Symptoms are usually mild or non-existent early in the infections of B and C. This is spread primarily through contact with infected blood – most commonly sex or sharing needles. This is how the virus spreads around so quickly as most individuals don't develop symptoms, and therefore, don't seek treatment.

In the US, the incidence of new HAV infections has been slowly increasing since 2010. New cases of HBV are relatively steady. However, the CDC estimates that there are between 850,000 – 2.2 million people with chronic Hepatitis B infection in the US.

Unfortunately, new cases of HCV have been steadily increasing over the last decade. The most recent estimates have 3.5 million Americans living with this chronic illness.

Why is hepatitis the epidemic it is?

With HBV and HCV, there is a possibility of it turning into a chronic infection, which means it'll last for longer than six months. Liver failure or liver cancers are possibilities if it develops into a chronic disease. 

Dr. Svestka says, "HAV does not become a chronic infection, unlike Hepatitis B & C, and about 95% of people who contract HAV will recover within 2-3 months."

What are the differences between all the vaccines?

Currently, there are vaccines available for HAV and HBV, but no vaccine for HCV. Children are now routinely vaccinated for both and most professions that carry a high risk of exposure also require the vaccines. Your primary care provider will be able to tell you if you are vaccinated and a blood test can tell you if you are protected against both HAV and HBV. HepA vaccine is recommended by the CDC for almost all travel outside of the United States.

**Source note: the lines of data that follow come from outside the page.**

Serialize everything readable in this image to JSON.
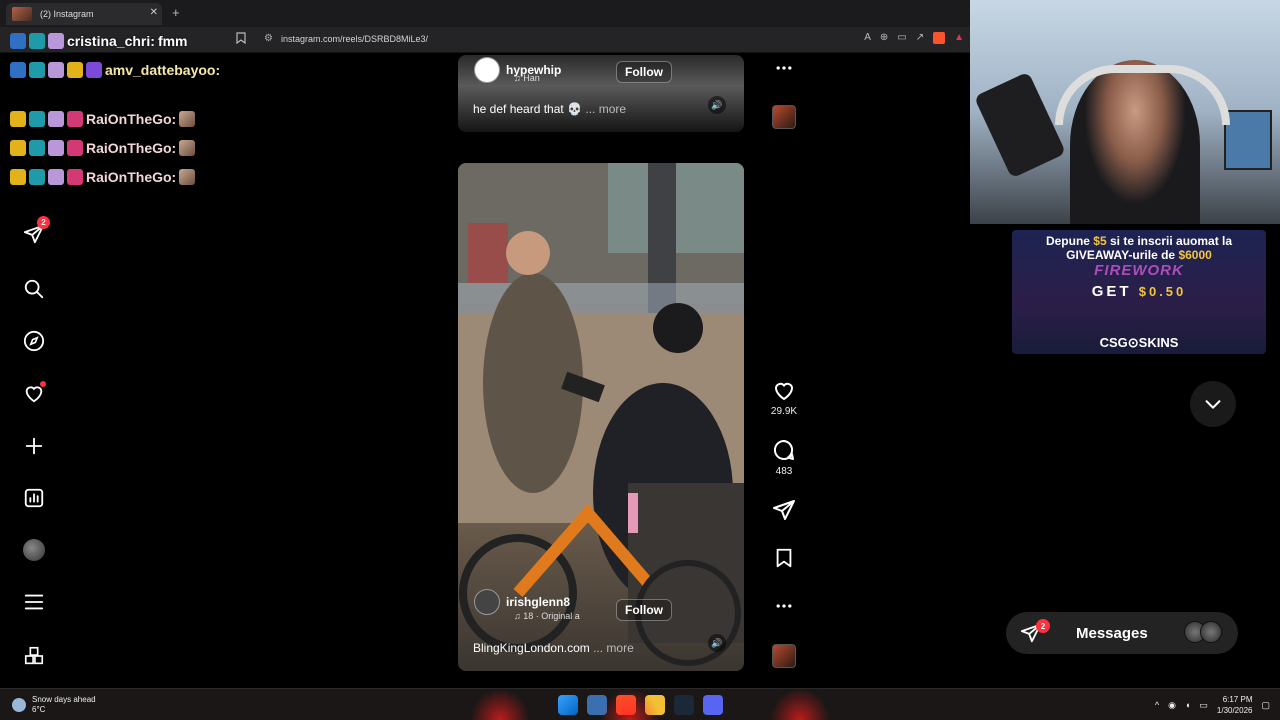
{
  "browser": {
    "tab_title": "(2) Instagram",
    "tab_close": "✕",
    "new_tab": "+",
    "url": "instagram.com/reels/DSRBD8MiLe3/"
  },
  "chat": [
    {
      "user": "cristina_chri:",
      "message": "fmm"
    },
    {
      "user": "amv_dattebayoo:",
      "message": ""
    },
    {
      "user": "RaiOnTheGo:",
      "message": ""
    },
    {
      "user": "RaiOnTheGo:",
      "message": ""
    },
    {
      "user": "RaiOnTheGo:",
      "message": ""
    }
  ],
  "nav": {
    "messages_badge": "2",
    "icons": [
      "direct-icon",
      "search-icon",
      "explore-icon",
      "heart-icon",
      "create-icon",
      "insights-icon",
      "profile-avatar",
      "menu-icon",
      "apps-icon"
    ]
  },
  "reel_top": {
    "username": "hypewhip",
    "audio": "Han",
    "follow": "Follow",
    "caption": "he def heard that 💀",
    "more": "... more"
  },
  "reel_main": {
    "username": "irishglenn8",
    "audio": "18 · Original a",
    "follow": "Follow",
    "caption": "BlingKingLondon.com",
    "more": "... more"
  },
  "actions": {
    "likes": "29.9K",
    "comments": "483"
  },
  "ad": {
    "line1_pre": "Depune ",
    "line1_amount": "$5",
    "line1_post": " si te inscrii auomat la",
    "line2_pre": "GIVEAWAY-urile de ",
    "line2_amount": "$6000",
    "event": "FIREWORK",
    "get": "GET",
    "get_amount": "$0.50",
    "brand": "CSG⊙SKINS"
  },
  "messages": {
    "label": "Messages",
    "badge": "2"
  },
  "taskbar": {
    "weather_title": "Snow days ahead",
    "weather_temp": "6°C",
    "time": "6:17 PM",
    "date": "1/30/2026"
  },
  "colors": {
    "instagram_red": "#ff3040",
    "ad_gold": "#f3c63c"
  }
}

If you are unsure about whether or not you've gotten the HAV or HBV vaccine or would like to discuss it more, you can make an appointment with Dr. Svestka for a screening here.